Requirement: Take each line of the material that includes "root" and copy it.

Record extracts:
..............................
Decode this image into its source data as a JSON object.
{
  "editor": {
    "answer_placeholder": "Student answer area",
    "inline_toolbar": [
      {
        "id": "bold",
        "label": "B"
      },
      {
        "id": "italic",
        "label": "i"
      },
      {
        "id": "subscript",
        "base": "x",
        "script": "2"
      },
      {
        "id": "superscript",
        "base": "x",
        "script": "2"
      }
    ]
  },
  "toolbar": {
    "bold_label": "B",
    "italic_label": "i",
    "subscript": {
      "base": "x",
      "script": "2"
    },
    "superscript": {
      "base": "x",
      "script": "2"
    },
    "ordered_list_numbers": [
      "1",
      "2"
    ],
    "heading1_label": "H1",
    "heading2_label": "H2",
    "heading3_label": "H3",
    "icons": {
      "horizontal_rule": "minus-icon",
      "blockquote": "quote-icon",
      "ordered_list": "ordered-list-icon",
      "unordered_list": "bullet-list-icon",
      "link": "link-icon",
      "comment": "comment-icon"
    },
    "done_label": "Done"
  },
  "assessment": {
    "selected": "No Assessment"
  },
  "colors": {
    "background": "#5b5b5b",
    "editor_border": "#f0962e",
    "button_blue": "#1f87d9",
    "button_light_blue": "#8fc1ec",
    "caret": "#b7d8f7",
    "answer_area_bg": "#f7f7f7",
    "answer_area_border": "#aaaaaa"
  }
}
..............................
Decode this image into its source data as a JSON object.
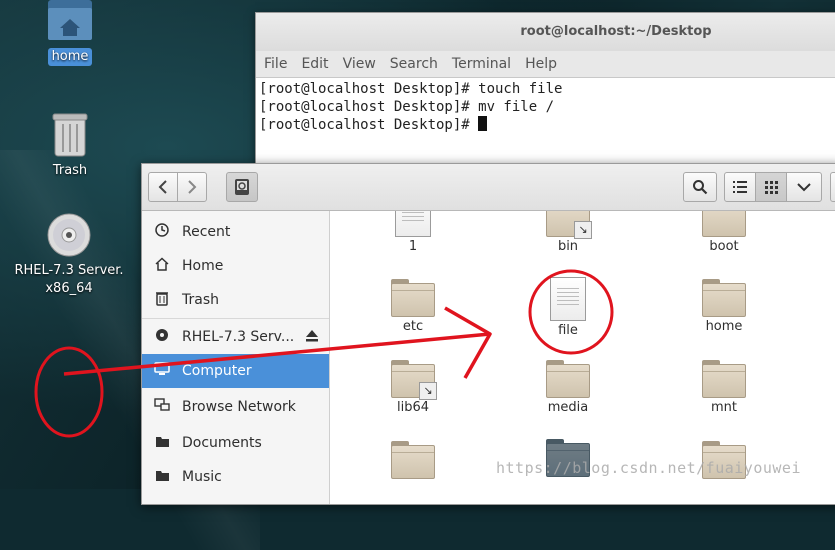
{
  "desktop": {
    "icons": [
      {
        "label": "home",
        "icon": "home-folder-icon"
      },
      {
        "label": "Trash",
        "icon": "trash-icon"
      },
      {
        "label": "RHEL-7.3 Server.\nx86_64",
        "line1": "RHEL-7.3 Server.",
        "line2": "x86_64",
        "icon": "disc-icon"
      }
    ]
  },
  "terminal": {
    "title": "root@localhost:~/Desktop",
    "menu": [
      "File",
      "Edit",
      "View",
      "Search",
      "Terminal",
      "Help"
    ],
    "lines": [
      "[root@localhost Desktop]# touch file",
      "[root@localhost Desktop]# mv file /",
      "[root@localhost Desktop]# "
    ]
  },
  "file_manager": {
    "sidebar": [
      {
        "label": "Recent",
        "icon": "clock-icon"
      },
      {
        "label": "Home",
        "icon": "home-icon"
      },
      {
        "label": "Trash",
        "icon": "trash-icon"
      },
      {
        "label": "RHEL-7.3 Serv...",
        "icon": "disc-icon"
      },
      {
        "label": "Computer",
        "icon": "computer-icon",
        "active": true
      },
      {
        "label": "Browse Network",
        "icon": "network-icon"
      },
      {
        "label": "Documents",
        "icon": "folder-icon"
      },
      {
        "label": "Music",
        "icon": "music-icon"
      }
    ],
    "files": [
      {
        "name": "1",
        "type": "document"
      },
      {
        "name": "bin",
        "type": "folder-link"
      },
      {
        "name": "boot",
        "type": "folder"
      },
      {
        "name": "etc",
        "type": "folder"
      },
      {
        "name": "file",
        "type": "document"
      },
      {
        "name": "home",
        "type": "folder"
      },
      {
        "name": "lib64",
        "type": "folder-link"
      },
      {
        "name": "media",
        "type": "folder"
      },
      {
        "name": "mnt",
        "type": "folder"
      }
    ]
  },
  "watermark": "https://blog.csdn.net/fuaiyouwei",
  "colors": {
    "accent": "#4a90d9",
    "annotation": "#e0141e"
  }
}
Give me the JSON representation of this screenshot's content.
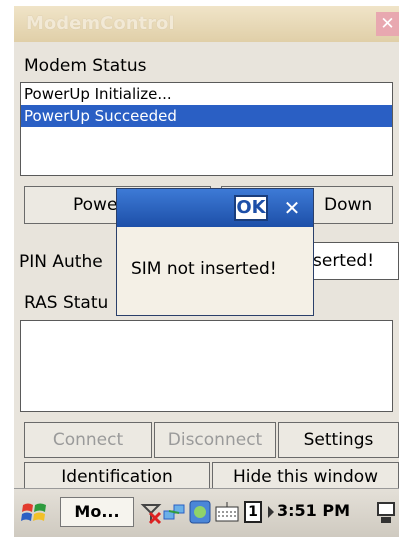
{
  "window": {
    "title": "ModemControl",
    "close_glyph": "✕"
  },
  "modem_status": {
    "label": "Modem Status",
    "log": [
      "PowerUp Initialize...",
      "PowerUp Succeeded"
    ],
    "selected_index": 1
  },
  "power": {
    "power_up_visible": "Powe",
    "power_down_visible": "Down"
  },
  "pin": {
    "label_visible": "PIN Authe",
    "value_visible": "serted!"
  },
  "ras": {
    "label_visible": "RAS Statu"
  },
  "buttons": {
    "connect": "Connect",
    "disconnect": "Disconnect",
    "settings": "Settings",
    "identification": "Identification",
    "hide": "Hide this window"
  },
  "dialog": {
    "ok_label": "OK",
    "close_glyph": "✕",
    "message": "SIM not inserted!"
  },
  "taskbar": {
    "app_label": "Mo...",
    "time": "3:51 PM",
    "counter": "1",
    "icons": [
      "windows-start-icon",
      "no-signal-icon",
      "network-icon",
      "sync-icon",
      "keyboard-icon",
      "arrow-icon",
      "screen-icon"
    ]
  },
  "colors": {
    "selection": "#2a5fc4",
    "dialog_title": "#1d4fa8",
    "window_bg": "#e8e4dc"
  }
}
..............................
Reply:
    "title": "root@localhost:~/Desktop",
      "[root@localhost Desktop]# touch file",
      "[root@localhost Desktop]# mv file /",
      "[root@localhost Desktop]# "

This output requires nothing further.